Sometimes you hear someone make a statement and you have to wonder, "Is he/she aware of the massive irony that is laced in their words?" Game of Thrones and Breaking Bad are undisputedly the awards winners for "most tense and/or shocking moments" of the 2013 TV year - both shows cementing reputations for bringing heroic types to brutal, vicious ends, while also showering the evil or unjust in rewards and riches for their misdeeds.
Apparently the world ain't big enough for there to be such insidious people in two separate shows, because Game of Thrones creator George R.R. Martin is making the claim that the exploits of Walter White/Heisenberg have left him feeling that the villains of his massive fictional world of Westeros aren't quite villainous enough...
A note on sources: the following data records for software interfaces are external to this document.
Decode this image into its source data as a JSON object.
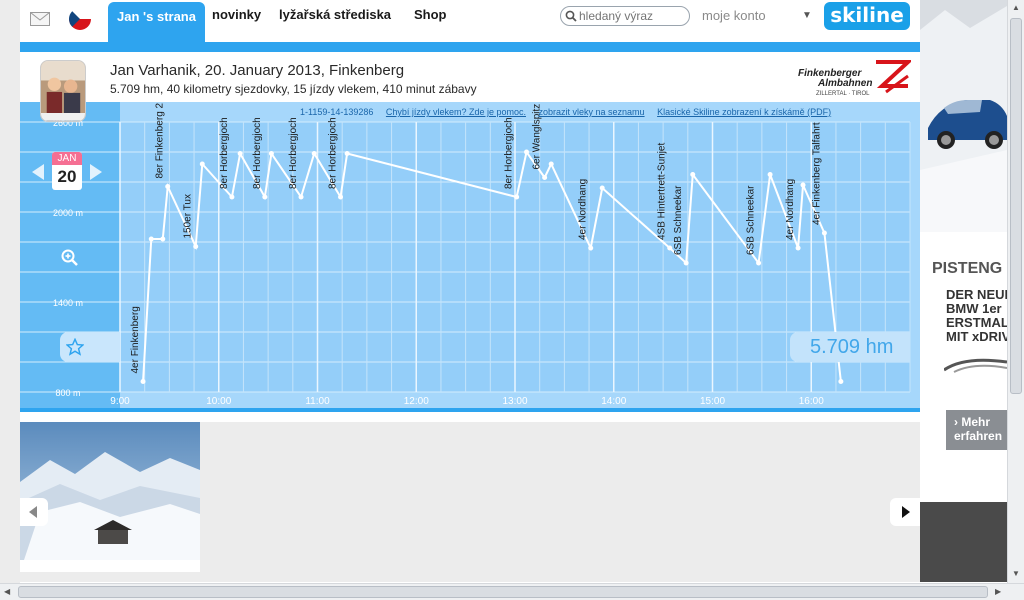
{
  "nav": {
    "tabs": [
      {
        "label": "Jan 's strana",
        "active": true
      },
      {
        "label": "novinky"
      },
      {
        "label": "lyžařská střediska"
      },
      {
        "label": "Shop"
      }
    ],
    "search_placeholder": "hledaný výraz",
    "account": "moje konto",
    "logo": "skiline"
  },
  "profile": {
    "title": "Jan Varhanik, 20. January 2013, Finkenberg",
    "subtitle": "5.709 hm, 40 kilometry sjezdovky, 15 jízdy vlekem, 410 minut zábavy",
    "resort_logo_line1": "Finkenberger",
    "resort_logo_line2": "Almbahnen",
    "resort_logo_line3": "ZILLERTAL · TIROL"
  },
  "chart_links": {
    "code": "1-1159-14-139286",
    "missing": "Chybí jízdy vlekem? Zde je pomoc.",
    "show_list": "zobrazit vleky na seznamu",
    "pdf": "Klasické Skiline zobrazení k získámě (PDF)"
  },
  "date_badge": {
    "month": "JAN",
    "day": "20"
  },
  "total": "5.709 hm",
  "colors": {
    "accent": "#2ea4ef",
    "chart_bg": "#a6d7fb",
    "date_pink": "#f56f93"
  },
  "chart_data": {
    "type": "line",
    "title": "",
    "xlabel": "",
    "ylabel": "",
    "x_ticks": [
      "9:00",
      "10:00",
      "11:00",
      "12:00",
      "13:00",
      "14:00",
      "15:00",
      "16:00"
    ],
    "y_ticks": [
      {
        "label": "2600 m",
        "value": 2600
      },
      {
        "label": "2000 m",
        "value": 2000
      },
      {
        "label": "1400 m",
        "value": 1400
      },
      {
        "label": "800 m",
        "value": 800
      }
    ],
    "xlim": [
      "9:00",
      "17:00"
    ],
    "ylim": [
      800,
      2600
    ],
    "grid": true,
    "series": [
      {
        "points": [
          [
            "9:14",
            870
          ],
          [
            "9:19",
            1820
          ],
          [
            "9:26",
            1820
          ],
          [
            "9:29",
            2170
          ],
          [
            "9:46",
            1770
          ],
          [
            "9:50",
            2320
          ],
          [
            "10:08",
            2100
          ],
          [
            "10:13",
            2390
          ],
          [
            "10:28",
            2100
          ],
          [
            "10:32",
            2390
          ],
          [
            "10:50",
            2100
          ],
          [
            "10:58",
            2390
          ],
          [
            "11:14",
            2100
          ],
          [
            "11:18",
            2390
          ],
          [
            "13:01",
            2100
          ],
          [
            "13:07",
            2400
          ],
          [
            "13:18",
            2230
          ],
          [
            "13:22",
            2320
          ],
          [
            "13:46",
            1760
          ],
          [
            "13:53",
            2160
          ],
          [
            "14:34",
            1760
          ],
          [
            "14:44",
            1660
          ],
          [
            "14:48",
            2250
          ],
          [
            "15:28",
            1660
          ],
          [
            "15:35",
            2250
          ],
          [
            "15:52",
            1760
          ],
          [
            "15:55",
            2180
          ],
          [
            "16:08",
            1860
          ],
          [
            "16:18",
            870
          ]
        ]
      }
    ],
    "annotations": [
      {
        "x": "9:14",
        "text": "4er Finkenberg"
      },
      {
        "x": "9:29",
        "text": "8er Finkenberg 2"
      },
      {
        "x": "9:46",
        "text": "150er Tux"
      },
      {
        "x": "10:08",
        "text": "8er Horbergjoch"
      },
      {
        "x": "10:28",
        "text": "8er Horbergjoch"
      },
      {
        "x": "10:50",
        "text": "8er Horbergjoch"
      },
      {
        "x": "11:14",
        "text": "8er Horbergjoch"
      },
      {
        "x": "13:01",
        "text": "8er Horbergjoch"
      },
      {
        "x": "13:18",
        "text": "6er Wanglspitz"
      },
      {
        "x": "13:46",
        "text": "4er Nordhang"
      },
      {
        "x": "14:34",
        "text": "4SB Hintertrett-Sunjet"
      },
      {
        "x": "14:44",
        "text": "6SB Schneekar"
      },
      {
        "x": "15:28",
        "text": "6SB Schneekar"
      },
      {
        "x": "15:52",
        "text": "4er Nordhang"
      },
      {
        "x": "16:08",
        "text": "4er Finkenberg Talfahrt"
      }
    ]
  },
  "ad": {
    "headline": "PISTENG",
    "lines": [
      "DER NEUE",
      "BMW 1er",
      "ERSTMALS",
      "MIT xDRIV"
    ],
    "button": "› Mehr\nerfahren"
  }
}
“Amazing series. Amazing episode last night. Talk about a gut punch... Walter White is a bigger monster than anyone in Westeros. (I need to do something about that)..."
Martin is, of course, racing a pretty serious clock right now: There are two more volumes of his A Song of Ice and Fire novel series to churn out, and the gap between the last two books was six years(!). Meanwhile, the Game of Thrones TV show is going at a season-a-year pace - with the current maximum stretch being two season per book - and (as of season 4 in 2014) three out of the five published volumes having already been adapted by HBO. It doesn't take a math genius to figure out that time is running out for Martin to deliver his final two books - point being: Does he really have time to worry about developing a whole new big bad to rival Walter White?
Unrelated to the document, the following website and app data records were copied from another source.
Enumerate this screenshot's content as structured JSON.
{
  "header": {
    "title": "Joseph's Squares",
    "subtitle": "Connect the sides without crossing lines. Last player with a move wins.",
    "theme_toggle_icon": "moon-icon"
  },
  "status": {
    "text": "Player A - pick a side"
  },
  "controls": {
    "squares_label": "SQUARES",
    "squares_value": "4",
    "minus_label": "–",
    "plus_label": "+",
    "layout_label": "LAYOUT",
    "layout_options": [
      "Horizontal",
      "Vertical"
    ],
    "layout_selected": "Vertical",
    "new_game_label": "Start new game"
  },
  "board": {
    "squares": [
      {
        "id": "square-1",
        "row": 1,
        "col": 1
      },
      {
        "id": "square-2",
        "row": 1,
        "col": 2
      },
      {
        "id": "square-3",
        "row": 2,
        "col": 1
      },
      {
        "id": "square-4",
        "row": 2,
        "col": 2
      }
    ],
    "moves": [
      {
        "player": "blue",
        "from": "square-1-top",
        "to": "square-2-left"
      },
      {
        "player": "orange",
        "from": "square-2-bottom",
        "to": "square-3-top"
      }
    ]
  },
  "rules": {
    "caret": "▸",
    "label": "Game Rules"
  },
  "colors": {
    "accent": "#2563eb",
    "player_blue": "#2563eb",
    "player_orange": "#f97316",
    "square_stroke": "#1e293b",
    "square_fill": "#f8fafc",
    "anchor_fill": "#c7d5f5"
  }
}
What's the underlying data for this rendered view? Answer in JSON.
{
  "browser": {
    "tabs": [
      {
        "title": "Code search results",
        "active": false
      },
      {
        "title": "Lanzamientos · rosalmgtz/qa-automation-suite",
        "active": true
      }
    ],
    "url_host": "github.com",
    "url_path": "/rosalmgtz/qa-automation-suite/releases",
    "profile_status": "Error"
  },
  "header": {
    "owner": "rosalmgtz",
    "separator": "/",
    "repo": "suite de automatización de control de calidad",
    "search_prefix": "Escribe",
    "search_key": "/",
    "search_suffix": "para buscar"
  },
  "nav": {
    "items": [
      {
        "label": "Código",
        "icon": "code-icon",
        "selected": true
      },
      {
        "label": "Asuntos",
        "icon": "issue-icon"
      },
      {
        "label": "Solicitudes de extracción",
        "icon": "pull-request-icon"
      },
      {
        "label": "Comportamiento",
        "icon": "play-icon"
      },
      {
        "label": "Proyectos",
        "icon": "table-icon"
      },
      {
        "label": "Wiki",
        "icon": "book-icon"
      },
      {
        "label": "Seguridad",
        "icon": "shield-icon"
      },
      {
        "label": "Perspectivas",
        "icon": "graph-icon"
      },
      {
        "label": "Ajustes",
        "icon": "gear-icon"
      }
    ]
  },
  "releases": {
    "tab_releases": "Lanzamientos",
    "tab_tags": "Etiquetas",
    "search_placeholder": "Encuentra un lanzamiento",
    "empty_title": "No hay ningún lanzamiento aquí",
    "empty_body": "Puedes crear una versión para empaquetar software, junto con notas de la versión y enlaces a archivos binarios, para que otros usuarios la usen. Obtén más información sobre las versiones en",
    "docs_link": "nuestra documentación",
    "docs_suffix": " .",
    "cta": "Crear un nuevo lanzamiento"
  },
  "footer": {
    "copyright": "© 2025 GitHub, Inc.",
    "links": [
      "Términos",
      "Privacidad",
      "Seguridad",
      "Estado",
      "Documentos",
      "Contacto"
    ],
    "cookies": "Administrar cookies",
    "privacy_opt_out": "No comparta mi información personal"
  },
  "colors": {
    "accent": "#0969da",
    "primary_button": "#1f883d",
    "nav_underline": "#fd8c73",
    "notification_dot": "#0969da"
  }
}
Game of Thrones already has too many people, places, and different things to remember, and Martin has already established a lot of story that still needs sorting out - does he really have the room/time to develop an entirely new villain? Granted, there are already openings for there to be a new (and evil) face introduced into the world of Westeros (the leaders of the White Walkers and/or House of Black and White have yet to be seen, for instance - not to mention any threats waiting in Old Valyria) but how much time should be dedicated to building, developing and exploring that villain in the same way Breaking Bad took slow, careful care shaping Walter White's descent into the dark pits of Heisenberg?
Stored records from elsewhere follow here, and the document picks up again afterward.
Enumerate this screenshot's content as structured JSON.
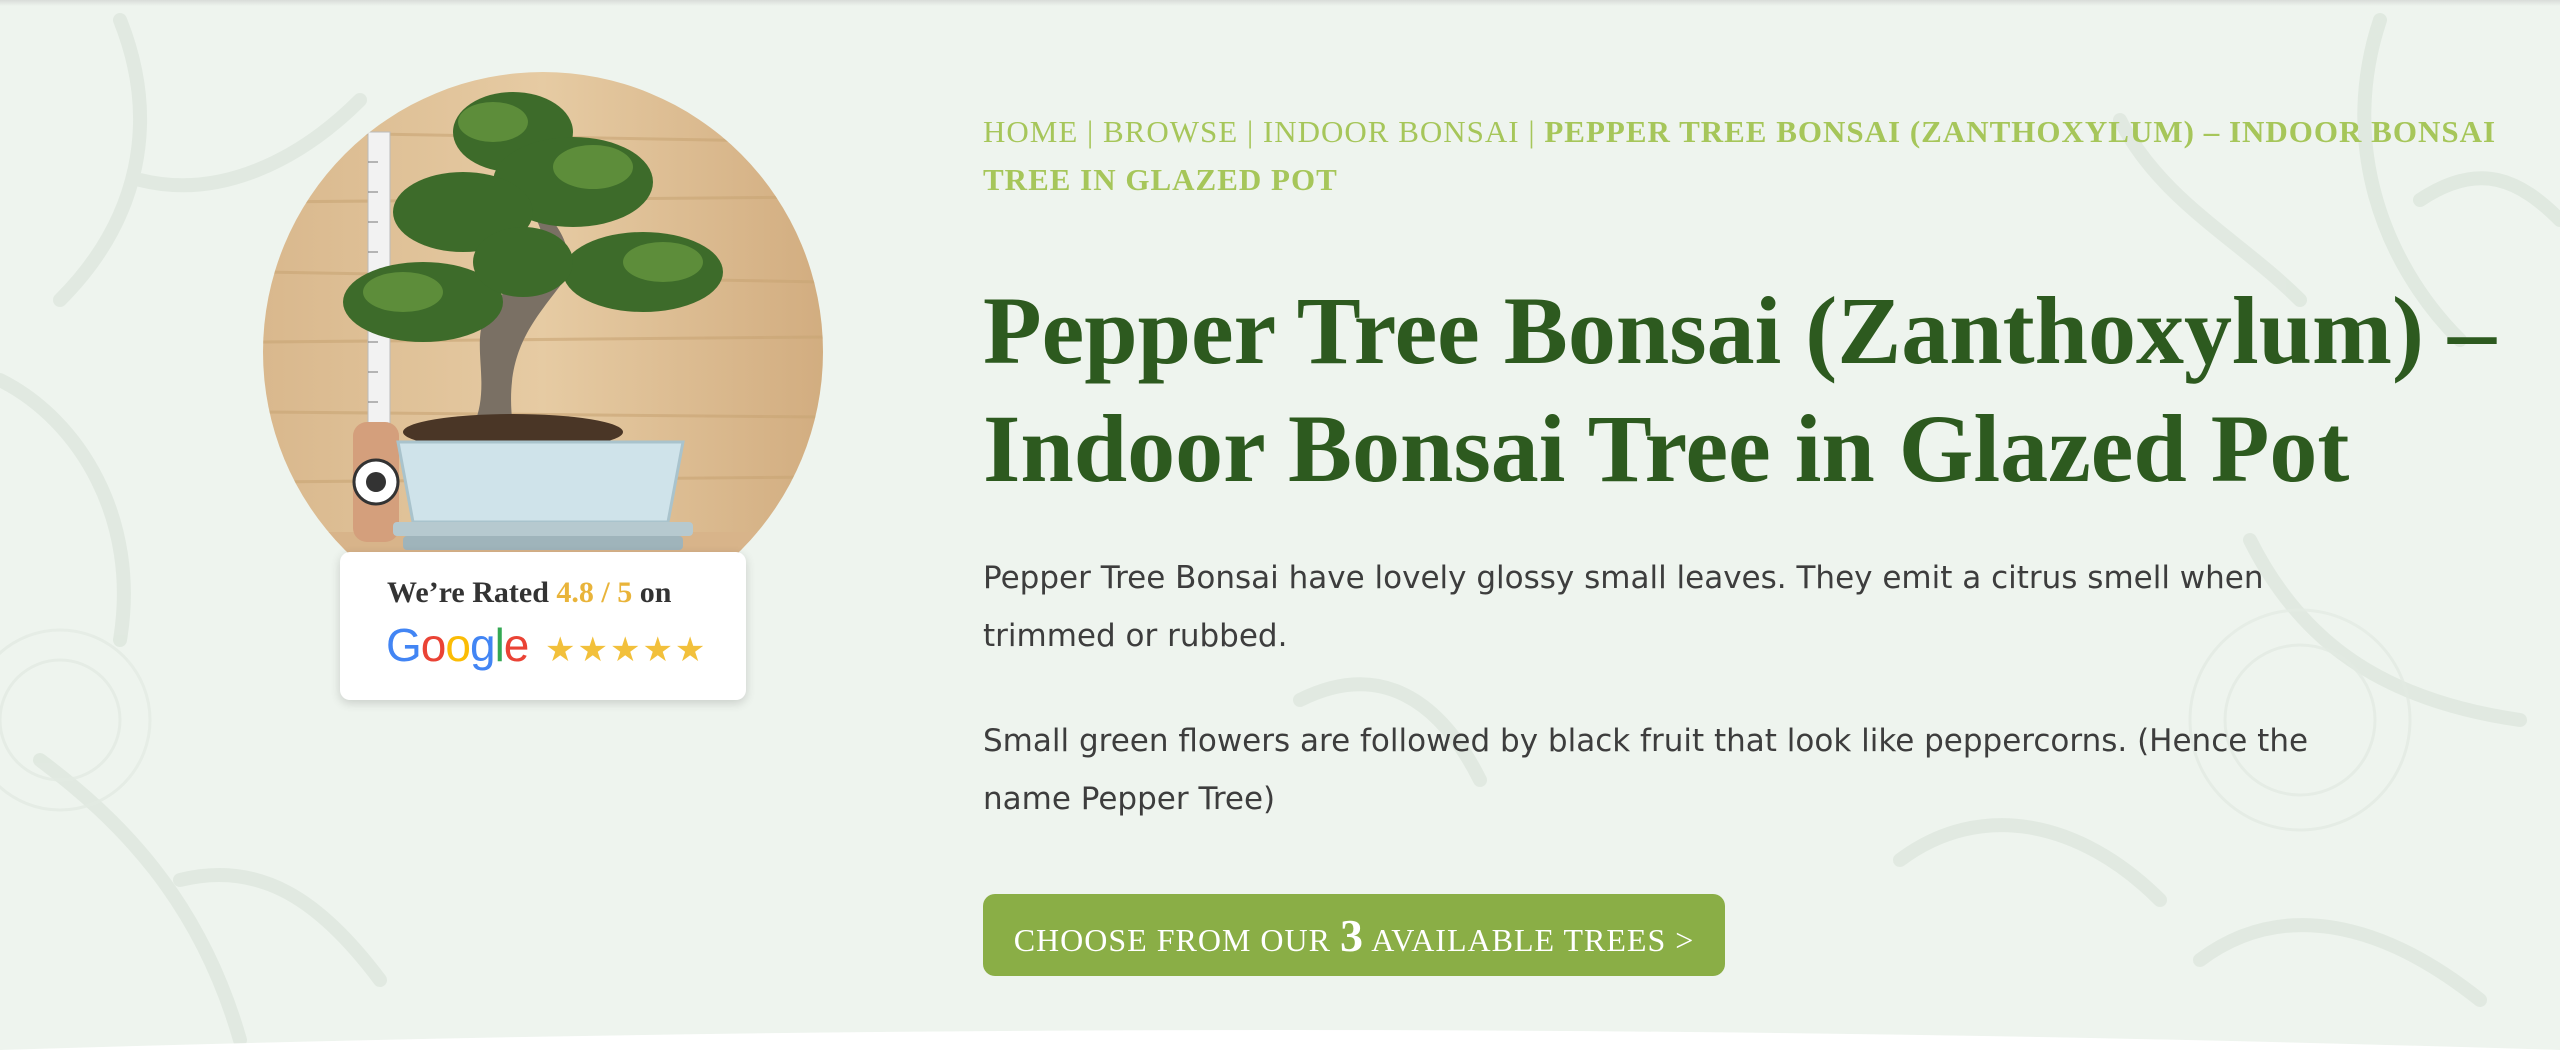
{
  "colors": {
    "background": "#eef4ee",
    "breadcrumb": "#a6c65a",
    "title": "#2d5a1f",
    "body_text": "#3d3d3d",
    "cta_background": "#8aae46",
    "rating_highlight": "#e9b43a"
  },
  "breadcrumb": {
    "items": [
      "HOME",
      "BROWSE",
      "INDOOR BONSAI"
    ],
    "separator": "|",
    "current": "PEPPER TREE BONSAI (ZANTHOXYLUM) – INDOOR BONSAI TREE IN GLAZED POT"
  },
  "product": {
    "title_line1": "Pepper Tree Bonsai (Zanthoxylum) –",
    "title_line2": "Indoor Bonsai Tree in Glazed Pot",
    "description": [
      "Pepper Tree Bonsai have lovely glossy small leaves. They emit a citrus smell when trimmed or rubbed.",
      "Small green flowers are followed by black fruit that look like peppercorns. (Hence the name Pepper Tree)"
    ],
    "image_icon": "bonsai-tree-photo"
  },
  "rating": {
    "prefix": "We’re Rated",
    "score": "4.8 / 5",
    "suffix": "on",
    "brand": "Google",
    "stars": 4.8,
    "star_glyphs": "★★★★★"
  },
  "cta": {
    "before": "CHOOSE FROM OUR",
    "count": "3",
    "after": "AVAILABLE TREES >"
  }
}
More interesting question: Are we even sure this NEEDS to be done?
We're talking about Game of Thrones here. Ignoring the books (which never stop in their onslaught of twisted, shocking, brutal deaths) and just sticking to the show [Season 1 - 3 SPOILERS AHEAD!]: We're talking about a series in which the main character got decapitated before the end of season 1, and the main characters to replace him got mass murdered in season 3 - complete with multiple stab wounds into a developing fetus. How do you get worse than that? [Breaking Bad SPOILERS AHEAD] - Misguided attempts to save the brother-in-law you've doomed to die? Doesn't sound quite as bad, comparatively.
Listen, when George R.R. Martin starts dedicating his creative power to coming up with something worse than the rapists, sadists, murders, thieves, incestuous nymphs, liars and sociopaths he's already given birth to - worse than the totally compromised man that Vince Gilligan methodically sculpted over the course of Breaking Bad's epic run - we should all be worried. Very, very worried.
...Though, we wouldn't be all that surprised if something in those last two Song of Ice and Fire books finally broke down the final sliver of light in our souls. Been pretty much headed that way from the start....
Breaking Bad is currently airing its final episodes.
Game of Thrones will be back for season 4 in spring 2014.
No telling when Martin will actually finish book 6, Winds of Winter.